(Beginning of Data provided)

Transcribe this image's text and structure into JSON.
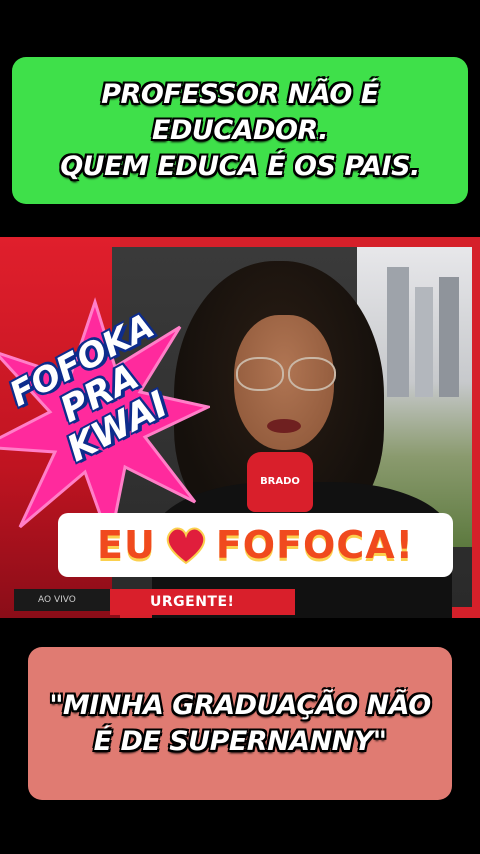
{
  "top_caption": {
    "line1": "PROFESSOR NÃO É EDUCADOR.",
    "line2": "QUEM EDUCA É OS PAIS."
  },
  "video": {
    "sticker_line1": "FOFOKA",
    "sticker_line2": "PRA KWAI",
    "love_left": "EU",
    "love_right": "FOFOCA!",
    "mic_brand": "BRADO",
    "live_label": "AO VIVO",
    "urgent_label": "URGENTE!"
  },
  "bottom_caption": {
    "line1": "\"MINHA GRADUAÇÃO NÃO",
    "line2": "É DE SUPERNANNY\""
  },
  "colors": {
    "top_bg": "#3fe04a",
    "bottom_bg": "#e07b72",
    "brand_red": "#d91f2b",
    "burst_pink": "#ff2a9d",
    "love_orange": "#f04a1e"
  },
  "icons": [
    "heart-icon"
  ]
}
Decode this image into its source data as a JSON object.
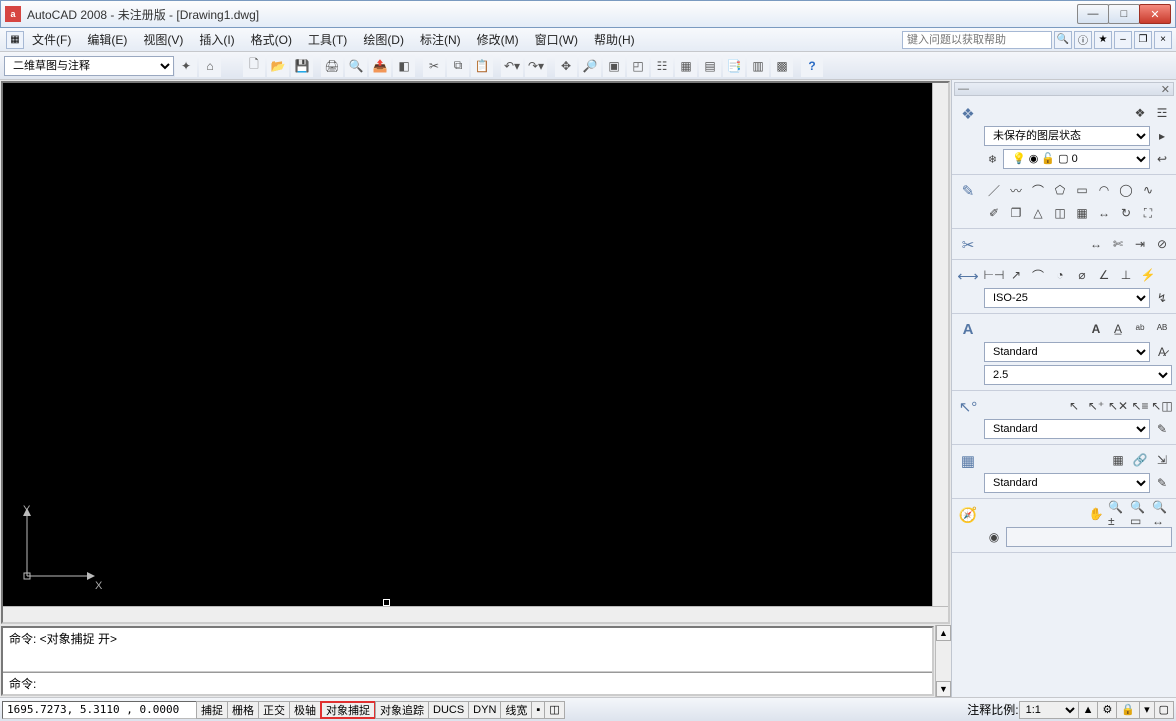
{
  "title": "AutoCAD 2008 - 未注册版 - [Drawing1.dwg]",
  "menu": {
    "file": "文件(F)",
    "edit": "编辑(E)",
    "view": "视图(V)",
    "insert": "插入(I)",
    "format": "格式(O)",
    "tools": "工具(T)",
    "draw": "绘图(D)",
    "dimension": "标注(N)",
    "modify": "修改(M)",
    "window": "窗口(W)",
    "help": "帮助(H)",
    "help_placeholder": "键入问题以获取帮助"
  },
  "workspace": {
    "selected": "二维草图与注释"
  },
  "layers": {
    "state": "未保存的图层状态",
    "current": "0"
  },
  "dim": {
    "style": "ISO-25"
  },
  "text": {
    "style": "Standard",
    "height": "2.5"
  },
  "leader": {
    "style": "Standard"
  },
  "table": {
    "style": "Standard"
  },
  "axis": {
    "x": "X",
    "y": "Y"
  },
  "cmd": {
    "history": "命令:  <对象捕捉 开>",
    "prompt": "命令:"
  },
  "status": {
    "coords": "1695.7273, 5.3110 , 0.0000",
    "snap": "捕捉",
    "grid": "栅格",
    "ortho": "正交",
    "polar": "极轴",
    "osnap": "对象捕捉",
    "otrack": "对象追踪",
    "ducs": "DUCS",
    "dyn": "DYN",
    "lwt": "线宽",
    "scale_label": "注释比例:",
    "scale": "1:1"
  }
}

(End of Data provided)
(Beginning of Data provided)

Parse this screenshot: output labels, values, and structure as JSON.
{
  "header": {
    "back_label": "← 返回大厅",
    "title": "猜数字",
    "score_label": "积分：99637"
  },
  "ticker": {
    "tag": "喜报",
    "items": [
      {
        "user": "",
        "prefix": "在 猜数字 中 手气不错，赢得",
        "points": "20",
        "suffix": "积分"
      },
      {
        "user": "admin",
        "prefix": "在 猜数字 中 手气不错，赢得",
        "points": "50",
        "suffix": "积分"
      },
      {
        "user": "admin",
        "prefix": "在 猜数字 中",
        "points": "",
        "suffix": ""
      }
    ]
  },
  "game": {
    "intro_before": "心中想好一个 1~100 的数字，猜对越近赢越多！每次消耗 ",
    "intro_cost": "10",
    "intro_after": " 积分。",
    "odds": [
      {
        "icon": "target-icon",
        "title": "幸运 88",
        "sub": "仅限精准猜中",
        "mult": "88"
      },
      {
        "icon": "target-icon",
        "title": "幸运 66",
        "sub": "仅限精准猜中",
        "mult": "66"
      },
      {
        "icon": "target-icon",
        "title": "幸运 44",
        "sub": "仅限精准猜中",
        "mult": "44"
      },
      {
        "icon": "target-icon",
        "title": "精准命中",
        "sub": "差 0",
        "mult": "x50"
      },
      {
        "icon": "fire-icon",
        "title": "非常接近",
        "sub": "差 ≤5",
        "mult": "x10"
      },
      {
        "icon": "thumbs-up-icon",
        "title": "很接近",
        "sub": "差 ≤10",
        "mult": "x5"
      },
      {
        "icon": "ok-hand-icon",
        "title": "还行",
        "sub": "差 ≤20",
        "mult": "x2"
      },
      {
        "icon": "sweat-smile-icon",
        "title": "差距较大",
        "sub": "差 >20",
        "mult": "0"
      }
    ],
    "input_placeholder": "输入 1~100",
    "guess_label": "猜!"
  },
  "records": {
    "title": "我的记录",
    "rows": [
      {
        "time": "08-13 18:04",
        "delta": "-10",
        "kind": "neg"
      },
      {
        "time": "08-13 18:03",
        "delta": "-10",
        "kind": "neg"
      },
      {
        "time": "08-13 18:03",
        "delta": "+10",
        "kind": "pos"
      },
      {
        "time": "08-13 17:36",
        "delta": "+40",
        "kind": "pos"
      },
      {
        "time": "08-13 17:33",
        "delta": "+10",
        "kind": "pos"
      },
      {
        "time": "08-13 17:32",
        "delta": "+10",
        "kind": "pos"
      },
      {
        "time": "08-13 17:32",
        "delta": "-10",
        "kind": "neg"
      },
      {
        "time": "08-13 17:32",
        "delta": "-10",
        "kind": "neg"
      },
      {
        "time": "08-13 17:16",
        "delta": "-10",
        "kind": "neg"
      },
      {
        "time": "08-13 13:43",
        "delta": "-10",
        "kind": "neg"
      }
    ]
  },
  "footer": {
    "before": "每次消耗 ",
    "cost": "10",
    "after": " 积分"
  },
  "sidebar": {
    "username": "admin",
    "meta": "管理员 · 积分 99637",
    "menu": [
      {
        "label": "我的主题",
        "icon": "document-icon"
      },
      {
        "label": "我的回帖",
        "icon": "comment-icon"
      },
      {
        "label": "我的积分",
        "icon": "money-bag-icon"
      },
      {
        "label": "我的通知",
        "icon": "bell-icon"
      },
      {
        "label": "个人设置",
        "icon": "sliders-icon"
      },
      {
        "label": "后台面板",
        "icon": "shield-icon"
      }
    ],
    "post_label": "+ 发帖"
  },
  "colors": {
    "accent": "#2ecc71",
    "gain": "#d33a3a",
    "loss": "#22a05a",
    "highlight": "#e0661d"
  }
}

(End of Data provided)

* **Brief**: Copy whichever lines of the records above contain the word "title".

* **Written response**:
  "title": "AutoCAD 2008 - 未注册版 - [Drawing1.dwg]",
    "title": "猜数字",
        "title": "幸运 88",
        "title": "幸运 66",
        "title": "幸运 44",
        "title": "精准命中",
        "title": "非常接近",
        "title": "很接近",
        "title": "还行",
        "title": "差距较大",
    "title": "我的记录",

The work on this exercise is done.